### Action item
Although the entries contain pictures, the copy should hold only their exact text.

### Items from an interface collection
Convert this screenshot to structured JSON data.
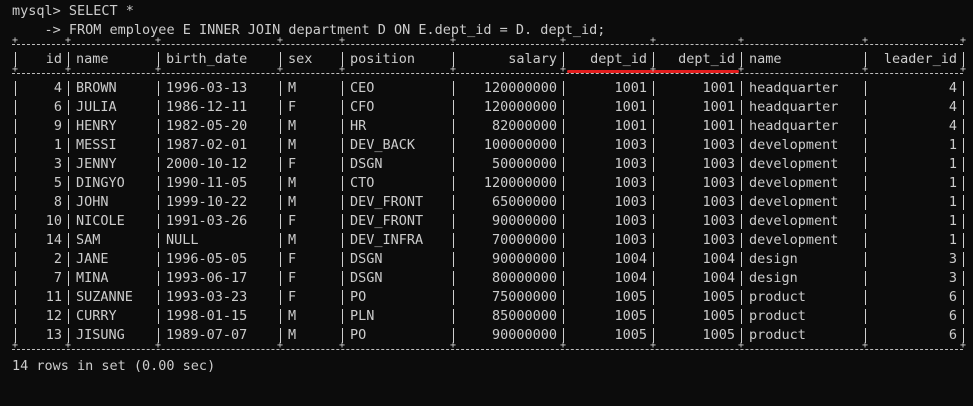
{
  "terminal": {
    "prompt": "mysql> ",
    "command_line1": "SELECT *",
    "continuation": "    -> ",
    "command_line2": "FROM employee E INNER JOIN department D ON E.dept_id = D. dept_id;",
    "summary": "14 rows in set (0.00 sec)",
    "highlight_color": "#e21d1d"
  },
  "table": {
    "headers": [
      "id",
      "name",
      "birth_date",
      "sex",
      "position",
      "salary",
      "dept_id",
      "dept_id",
      "name",
      "leader_id"
    ],
    "rows": [
      [
        "4",
        "BROWN",
        "1996-03-13",
        "M",
        "CEO",
        "120000000",
        "1001",
        "1001",
        "headquarter",
        "4"
      ],
      [
        "6",
        "JULIA",
        "1986-12-11",
        "F",
        "CFO",
        "120000000",
        "1001",
        "1001",
        "headquarter",
        "4"
      ],
      [
        "9",
        "HENRY",
        "1982-05-20",
        "M",
        "HR",
        "82000000",
        "1001",
        "1001",
        "headquarter",
        "4"
      ],
      [
        "1",
        "MESSI",
        "1987-02-01",
        "M",
        "DEV_BACK",
        "100000000",
        "1003",
        "1003",
        "development",
        "1"
      ],
      [
        "3",
        "JENNY",
        "2000-10-12",
        "F",
        "DSGN",
        "50000000",
        "1003",
        "1003",
        "development",
        "1"
      ],
      [
        "5",
        "DINGYO",
        "1990-11-05",
        "M",
        "CTO",
        "120000000",
        "1003",
        "1003",
        "development",
        "1"
      ],
      [
        "8",
        "JOHN",
        "1999-10-22",
        "M",
        "DEV_FRONT",
        "65000000",
        "1003",
        "1003",
        "development",
        "1"
      ],
      [
        "10",
        "NICOLE",
        "1991-03-26",
        "F",
        "DEV_FRONT",
        "90000000",
        "1003",
        "1003",
        "development",
        "1"
      ],
      [
        "14",
        "SAM",
        "NULL",
        "M",
        "DEV_INFRA",
        "70000000",
        "1003",
        "1003",
        "development",
        "1"
      ],
      [
        "2",
        "JANE",
        "1996-05-05",
        "F",
        "DSGN",
        "90000000",
        "1004",
        "1004",
        "design",
        "3"
      ],
      [
        "7",
        "MINA",
        "1993-06-17",
        "F",
        "DSGN",
        "80000000",
        "1004",
        "1004",
        "design",
        "3"
      ],
      [
        "11",
        "SUZANNE",
        "1993-03-23",
        "F",
        "PO",
        "75000000",
        "1005",
        "1005",
        "product",
        "6"
      ],
      [
        "12",
        "CURRY",
        "1998-01-15",
        "M",
        "PLN",
        "85000000",
        "1005",
        "1005",
        "product",
        "6"
      ],
      [
        "13",
        "JISUNG",
        "1989-07-07",
        "M",
        "PO",
        "90000000",
        "1005",
        "1005",
        "product",
        "6"
      ]
    ]
  }
}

### Expected answer
Convert this screenshot to structured JSON data.
{
  "terminal": {
    "prompt": "mysql> ",
    "command_line1": "SELECT *",
    "continuation": "    -> ",
    "command_line2": "FROM employee E INNER JOIN department D ON E.dept_id = D. dept_id;",
    "summary": "14 rows in set (0.00 sec)",
    "highlight_color": "#e21d1d"
  },
  "table": {
    "headers": [
      "id",
      "name",
      "birth_date",
      "sex",
      "position",
      "salary",
      "dept_id",
      "dept_id",
      "name",
      "leader_id"
    ],
    "rows": [
      [
        "4",
        "BROWN",
        "1996-03-13",
        "M",
        "CEO",
        "120000000",
        "1001",
        "1001",
        "headquarter",
        "4"
      ],
      [
        "6",
        "JULIA",
        "1986-12-11",
        "F",
        "CFO",
        "120000000",
        "1001",
        "1001",
        "headquarter",
        "4"
      ],
      [
        "9",
        "HENRY",
        "1982-05-20",
        "M",
        "HR",
        "82000000",
        "1001",
        "1001",
        "headquarter",
        "4"
      ],
      [
        "1",
        "MESSI",
        "1987-02-01",
        "M",
        "DEV_BACK",
        "100000000",
        "1003",
        "1003",
        "development",
        "1"
      ],
      [
        "3",
        "JENNY",
        "2000-10-12",
        "F",
        "DSGN",
        "50000000",
        "1003",
        "1003",
        "development",
        "1"
      ],
      [
        "5",
        "DINGYO",
        "1990-11-05",
        "M",
        "CTO",
        "120000000",
        "1003",
        "1003",
        "development",
        "1"
      ],
      [
        "8",
        "JOHN",
        "1999-10-22",
        "M",
        "DEV_FRONT",
        "65000000",
        "1003",
        "1003",
        "development",
        "1"
      ],
      [
        "10",
        "NICOLE",
        "1991-03-26",
        "F",
        "DEV_FRONT",
        "90000000",
        "1003",
        "1003",
        "development",
        "1"
      ],
      [
        "14",
        "SAM",
        "NULL",
        "M",
        "DEV_INFRA",
        "70000000",
        "1003",
        "1003",
        "development",
        "1"
      ],
      [
        "2",
        "JANE",
        "1996-05-05",
        "F",
        "DSGN",
        "90000000",
        "1004",
        "1004",
        "design",
        "3"
      ],
      [
        "7",
        "MINA",
        "1993-06-17",
        "F",
        "DSGN",
        "80000000",
        "1004",
        "1004",
        "design",
        "3"
      ],
      [
        "11",
        "SUZANNE",
        "1993-03-23",
        "F",
        "PO",
        "75000000",
        "1005",
        "1005",
        "product",
        "6"
      ],
      [
        "12",
        "CURRY",
        "1998-01-15",
        "M",
        "PLN",
        "85000000",
        "1005",
        "1005",
        "product",
        "6"
      ],
      [
        "13",
        "JISUNG",
        "1989-07-07",
        "M",
        "PO",
        "90000000",
        "1005",
        "1005",
        "product",
        "6"
      ]
    ]
  }
}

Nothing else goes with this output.